▶ Your objective
Output, exactly and in full, the entries that appear below.

▶ The data
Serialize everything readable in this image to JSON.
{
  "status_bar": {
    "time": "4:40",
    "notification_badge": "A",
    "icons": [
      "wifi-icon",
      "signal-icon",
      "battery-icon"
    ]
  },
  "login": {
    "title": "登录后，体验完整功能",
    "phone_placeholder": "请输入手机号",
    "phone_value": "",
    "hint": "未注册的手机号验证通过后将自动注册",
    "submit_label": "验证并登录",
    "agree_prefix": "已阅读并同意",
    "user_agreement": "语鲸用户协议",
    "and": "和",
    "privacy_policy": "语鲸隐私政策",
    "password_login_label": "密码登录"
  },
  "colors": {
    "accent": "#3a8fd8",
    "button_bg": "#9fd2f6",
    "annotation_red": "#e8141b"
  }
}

▶ Result for this task
Serialize everything readable in this image to JSON.
{
  "status_bar": {
    "time": "4:40",
    "notification_badge": "A",
    "icons": [
      "wifi-icon",
      "signal-icon",
      "battery-icon"
    ]
  },
  "login": {
    "title": "登录后，体验完整功能",
    "phone_placeholder": "请输入手机号",
    "phone_value": "",
    "hint": "未注册的手机号验证通过后将自动注册",
    "submit_label": "验证并登录",
    "agree_prefix": "已阅读并同意",
    "user_agreement": "语鲸用户协议",
    "and": "和",
    "privacy_policy": "语鲸隐私政策",
    "password_login_label": "密码登录"
  },
  "colors": {
    "accent": "#3a8fd8",
    "button_bg": "#9fd2f6",
    "annotation_red": "#e8141b"
  }
}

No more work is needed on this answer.